Pega Research

Insufficient technology investment could stifle operations effectiveness, according to Pega Research

According to new study from Pegasystems Inc, the software firm, insufficient investment in technology could limit their departments’ ability to manage projected periods of extra major change.

The global study, performed by iResearch, polled operations leaders from ten countries throughout the Americas, Europe, and Asia-Pacific to find out what they think the future holds for operations activities in the next five years.

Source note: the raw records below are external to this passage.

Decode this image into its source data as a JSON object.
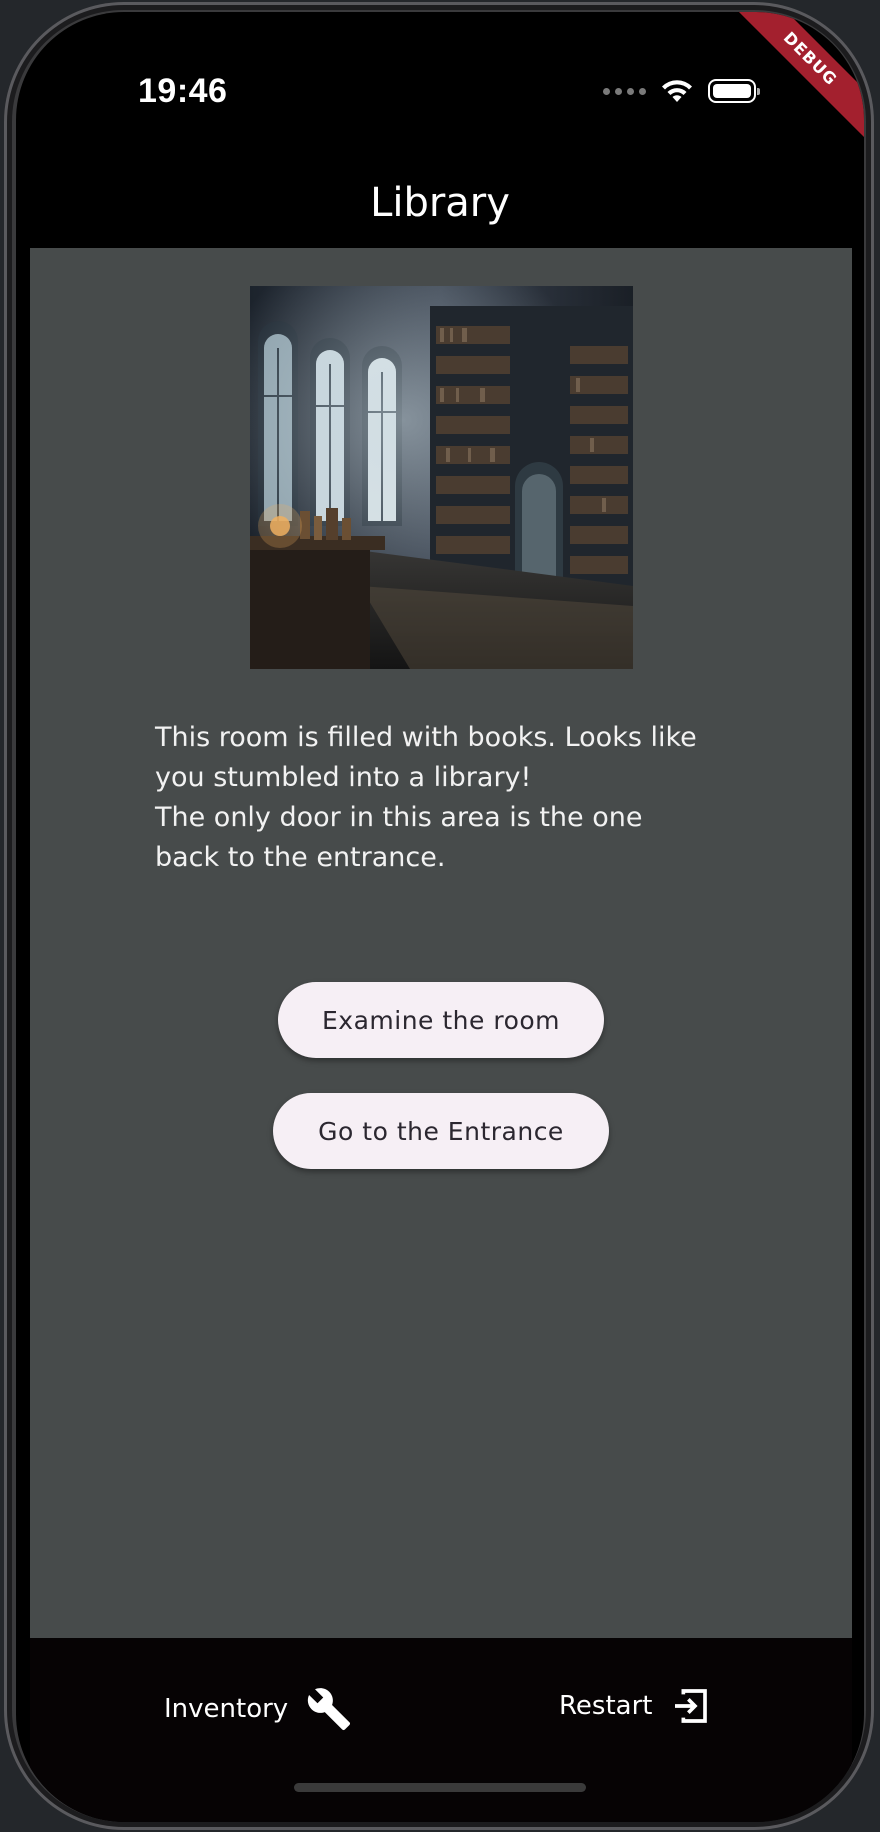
{
  "background": {
    "left_text": "",
    "right_text": ""
  },
  "status_bar": {
    "time": "19:46"
  },
  "debug_banner": "DEBUG",
  "app_bar": {
    "title": "Library"
  },
  "room": {
    "image_alt": "Library room",
    "description_lines": [
      "This room is filled with books. Looks like",
      "you stumbled into a library!",
      "The only door in this area is the one",
      "back to the entrance."
    ]
  },
  "actions": {
    "examine_label": "Examine the room",
    "entrance_label": "Go to the Entrance"
  },
  "bottom_nav": {
    "inventory_label": "Inventory",
    "inventory_icon": "wrench-icon",
    "restart_label": "Restart",
    "restart_icon": "exit-icon"
  },
  "colors": {
    "content_bg": "#474b4b",
    "button_bg": "#f6eff5",
    "bottom_bar_bg": "#060304",
    "debug_banner": "#a3202e"
  }
}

Eva Krauss, vice president, strategy & transformation, Pegasystems, said: “The next three to five years will be a period of significant change for everyone working in operations teams, with every person on the team asked to adapt the way they work in one way or another. The good news is that the technology is available to both minimize the disruptive impact this can have on the operations function and allow it to thrive. Efficient operations teams provide the backbone of any high-performing organization, and there’s never been a more important time to invest in technology that can set these teams on the path to success.”

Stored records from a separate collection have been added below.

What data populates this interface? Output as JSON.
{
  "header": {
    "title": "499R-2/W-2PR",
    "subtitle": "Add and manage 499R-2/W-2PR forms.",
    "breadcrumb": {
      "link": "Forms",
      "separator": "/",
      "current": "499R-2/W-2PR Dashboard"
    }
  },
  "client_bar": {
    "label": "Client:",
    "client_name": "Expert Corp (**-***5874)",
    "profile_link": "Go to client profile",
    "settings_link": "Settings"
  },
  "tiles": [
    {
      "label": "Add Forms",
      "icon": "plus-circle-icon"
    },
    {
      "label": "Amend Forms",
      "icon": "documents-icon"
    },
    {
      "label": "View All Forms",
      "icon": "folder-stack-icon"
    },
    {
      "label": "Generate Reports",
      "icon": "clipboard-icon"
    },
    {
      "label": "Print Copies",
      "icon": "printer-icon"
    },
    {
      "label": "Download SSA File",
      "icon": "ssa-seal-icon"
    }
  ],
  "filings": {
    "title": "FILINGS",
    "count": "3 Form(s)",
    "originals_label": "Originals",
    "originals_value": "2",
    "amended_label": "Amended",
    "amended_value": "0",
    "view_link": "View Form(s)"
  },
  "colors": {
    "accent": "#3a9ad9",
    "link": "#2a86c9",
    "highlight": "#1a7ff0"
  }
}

Leaders in operations are preparing for a more disruptive future. To increase resiliency, different skill sets, operating models, and workplace cultures must be developed.

The study also found that the next five years are predicted to bring a period of additional significant change for operations teams, with technology expected to play a key role in enabling the successful operations functions of tomorrow for those prepared to make the required investment. Some of the expected changes to occur include:

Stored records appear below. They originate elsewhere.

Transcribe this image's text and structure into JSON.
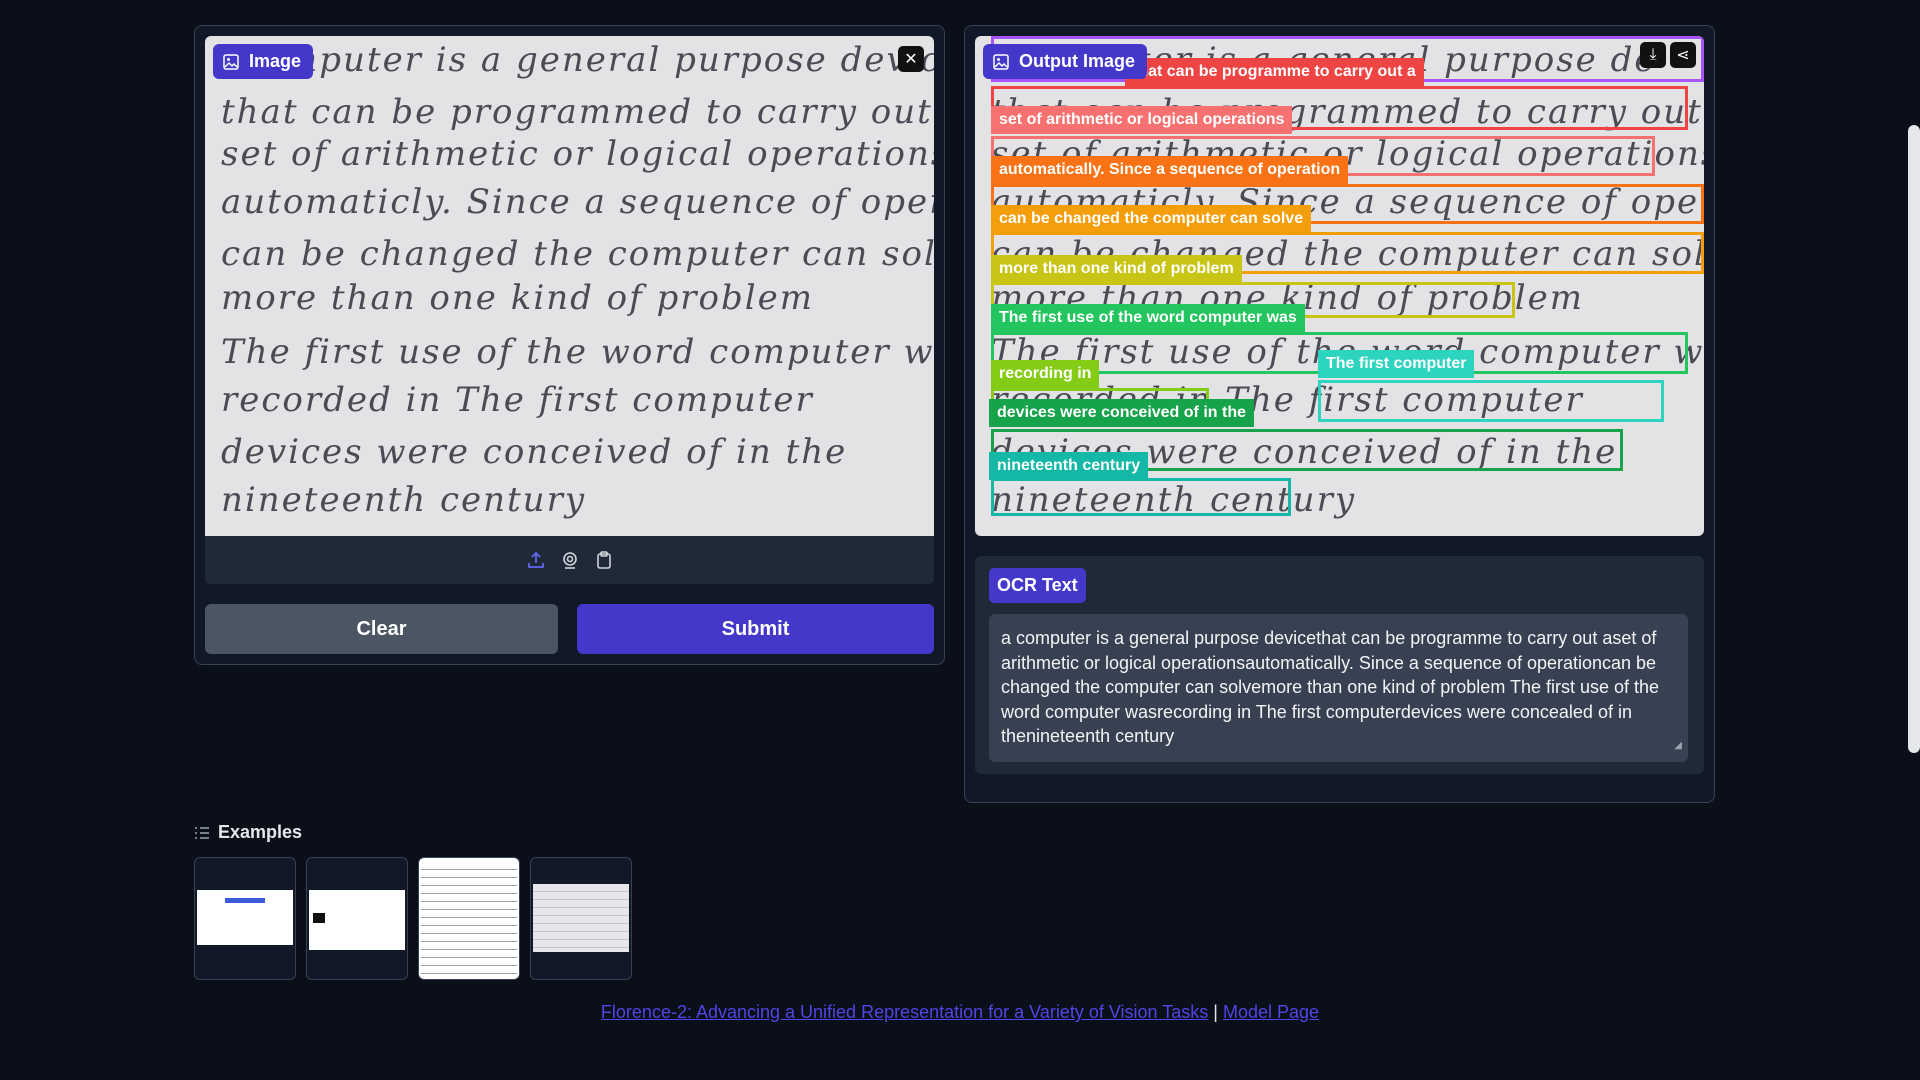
{
  "input": {
    "label": "Image",
    "handwriting_lines": [
      "mputer  is  a  general  purpose  devic",
      "that  can  be  programmed  to  carry  out  a",
      "set  of  arithmetic  or  logical  operations",
      "automaticly. Since  a  sequence  of  operation",
      "can  be  changed  the  computer  can  solve",
      "more  than  one  kind  of  problem",
      "The  first  use  of  the  word  computer  was",
      "recorded   in        The  first  computer",
      "devices   were  conceived  of  in  the",
      "nineteenth  century"
    ]
  },
  "buttons": {
    "clear": "Clear",
    "submit": "Submit"
  },
  "output": {
    "label": "Output Image",
    "handwriting_lines": [
      "mputer  is  a  general  purpose  de",
      "that  can  be  programmed  to  carry  out  a",
      "set  of  arithmetic  or  logical  operations",
      "automaticly. Since  a  sequence  of  operation",
      "can  be  changed  the  computer  can  solve",
      "more  than  one  kind  of  problem",
      "The  first  use  of  the  word  computer  was",
      "recorded   in        The  first  computer",
      "devices   were  conceived  of  in  the",
      "nineteenth  century"
    ],
    "regions": [
      {
        "text": "a computer is a general purpose device",
        "color": "#a855f7"
      },
      {
        "text": "that can be programme to carry out a",
        "color": "#ef4444"
      },
      {
        "text": "set of arithmetic or logical operations",
        "color": "#f87171"
      },
      {
        "text": "automatically. Since a sequence of operation",
        "color": "#f97316"
      },
      {
        "text": "can be changed the computer can solve",
        "color": "#f59e0b"
      },
      {
        "text": "more than one kind of problem",
        "color": "#c9c516"
      },
      {
        "text": "The first use of the word computer was",
        "color": "#22c55e"
      },
      {
        "text": "recording in",
        "color": "#84cc16"
      },
      {
        "text": "The first computer",
        "color": "#2dd4bf"
      },
      {
        "text": "devices were conceived of in the",
        "color": "#16a34a"
      },
      {
        "text": "nineteenth century",
        "color": "#14b8a6"
      }
    ]
  },
  "ocr": {
    "label": "OCR Text",
    "text": "a computer is a general purpose devicethat can be programme to carry out aset of arithmetic or logical operationsautomatically. Since a sequence of operationcan be changed the computer can solvemore than one kind of problem The first use of the word computer wasrecording in The first computerdevices were concealed of in thenineteenth century"
  },
  "examples": {
    "title": "Examples"
  },
  "footer": {
    "link1": "Florence-2: Advancing a Unified Representation for a Variety of Vision Tasks",
    "separator": "|",
    "link2": "Model Page"
  }
}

  • A move to ubiquitous automation: Seventy-one percent of respondents say the automation of routine administrative and IT tasks will have either a ‘big or transformational’ impact on the operations function over the course of the next five years, while the same percentage also indicated that optimizing workflow through AI and automation will have a similar impact over the same period. This suggests organizations will place greater emphasis on implementing AI-powered decisioning and workflow automation to streamline processes and transform their workflow by reducing inefficiencies and unlocking value.
  • The future is hybrid, not zero operations: While many consultants and technologists have predicted that the future of the operations function is ‘zero operations’, in which everything is automated, respondents indicated that a hybrid model, with a mixture of automation and in-person, seems the most likely. Almost one third (29%) say they were already too committed to a hands-on, human approach to fully automate their operations function, while one quarter (26%) say they require a specific person to do perform the role effectively, meaning they are unable to automate.
  • Ops leaders will need to become more tech savvy: When asked which competencies will be most important to them in the next three to five years, respondents identified digital and computational skills as the most significant – with one third (32%) citing them as key. Leaders in the operations function will also be required to upskill themselves in other ways, with business strategy (31%) and collaboration (26%) deemed to be important competencies to develop.
  • The rise of the ops specialist: The rise of automation and hybrid operations functions will see a greater number of operations specialists. Half of respondents (48%) say they will need to hire more specialists to handle operations work that can’t be automated or digitized, while over one third (36%) say they will reduce the number of generalists in operations roles.

Leave a Reply

Your email address will not be published. Required fields are marked *